Sunday, April 25, 2021

Building Data Centers

Have you ever built a data center?

In my 40+ year career, I've probably been involved in building around 10 data centers.

Then this article was mentioned in Windows Weekly episode 721.


Microsoft currently operates more than 200 data centers. Think of the logistics of building 50-100 data centers each year! I'd guess there would have to be 10-20 people dedicated to each project not to mention the expenditures.

After each data center is up and running, then you've to facilitate the network connectivity, the power, the operations, etc.

In this article was a link to a virtual tour.

PS. The article mentions that few people ever get to tour Microsoft's physical data centers. I was fortunate enough to tour Microsoft's Redmond facility in the mid-2000s. The thing that made the longest lasting impression on me was a single server they had over in a nook in front of a glass window. They described that as a "generic" server. The idea was that any manufacturer could build a server to those specifications and the hardware would be interchangeable. In hindsight, no manufacturer wanted that as it would be too easy to displace them but the idea eventually manifested as virtual machines that aren't tied to a hardware specification.

Sunday, April 18, 2021

Application Layer Gateways - Part II

In Part I, I discussed Network Address Translation (NAT).
That seems like a good idea and it is.


What if the response doesn't come back on the same PORT as it originated on? Then NAT Port Address Translation (PAT) won't let it through.

How does NAT PAT know what to do?

That's when Application Layer Gateways (ALGs) come into play.

[ALG] allows customized NAT traversal filters to be plugged into the gateway to support address and port translation for certain application layer ... protocols ...

In Security Now Episode 792, Steve Gibson explains:

The problem is that Application Layer Gateways attempt to be completely transparent to the application protocols they’re proxying for. They’re sitting there in our routers, enabled by default, hidden, powerful, and automatic.

So you say that YOU don't have any of these? Think again.

Here's what my router has:

Even deep in the bowels of a really good router, this is described only as "Enable NAT Passthrough to allow a Virtual Private Network (VPN) connection to pass through the router to the network clients."

Fooled you, didn't it?

Look at that list of applications that are allowed to "tweak" the router so that traffic to different incoming ports is allowed.

Back to Security Now Episode 792, Steve Gibson related that he had gone through and judiciously turned these to "Disable." But then his Verizon femtocell wouldn't work. It needed IPSec.

More in Part III.

Sunday, April 11, 2021

Application Layer Gateways - Part I

This is the first in a series of posts about Application Layer Gateways. But first you have to understand Network Address Translation (NAT).

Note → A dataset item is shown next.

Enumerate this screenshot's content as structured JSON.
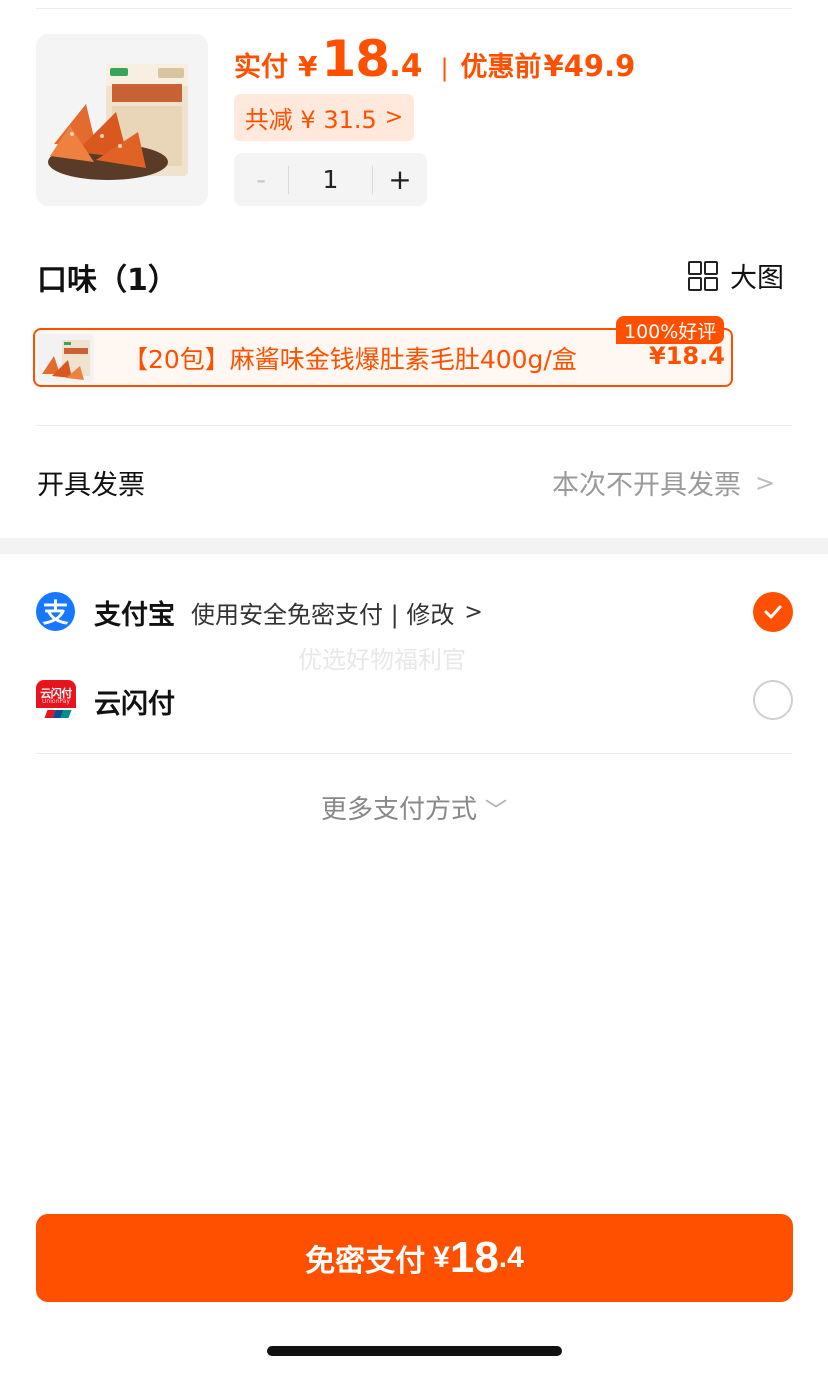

NAT is what makes your router such a good firewall.

Basically it makes all of your Internet requests look as if they originated from the router, hiding your various devices. But more than that, it only allows incoming packets that are responsive to outgoing packets.

Here's how wikipedia explains it:

[T]he port numbers are changed so that the combination of IP address (within the IP header) and port number (within the Transport Layer header) on the returned packet can be unambiguously mapped to the corresponding private network destination.

By Yangliy at English Wikibooks - Transferred from en.wikibooks to Commons., Public Domain,

In plain English, every time something is sent out from your network, the router keeps a record of it and will only allow incoming traffic that is responsive to that.

This has 2 benefits. First, the Internet can't see your internal network. All traffic looks like it originated from your router. Second, any non-responsive traffic, e.g. from hackers, is simply disregarded.

Part II will dig another layer deeper.

Sunday, April 04, 2021

Risks of Remote Work

I follow KnowBe4's blog. Recently they covered a white paper by Cybersecurity Insiders.

It raised several issues that I've been worried about since the pandemic hit and everybody went home.

KnowBe4 called out the following key findings:
  • Almost three-quarters of organizations are concerned about the security risks introduced by users working from home; despite these challenges, 86% are likely to continue supporting remote work in the future.
  • Key security challenges cited include user awareness and training (57%), home/public WiFi network security (52%), and sensitive data leaving the perimeter (46%).
  • The applications that organizations are most concerned with securing include, file sharing (68%), the web (47%), video conferencing (45%), and messaging (35%).
  • More than half of organizations see remote work environments having an impact on their compliance posture (70%). GDPR tops the list of compliance mandates (51%).
  • Organizations prioritize human-centric visibility into remote employee activity (34%), followed by next-generation anti-virus and endpoint detection and response (23%), improved network analysis and next-gen firewalls (22%), and Zero Trust Network Access (19%).
How is your organization going to mitigate concerns about continuing remote work?

How is your organization going to mitigate WiFi network security and data exfiltration?

How is your organization going to mitigate file sharing, video conferencing, and messaging?

Keep me posted.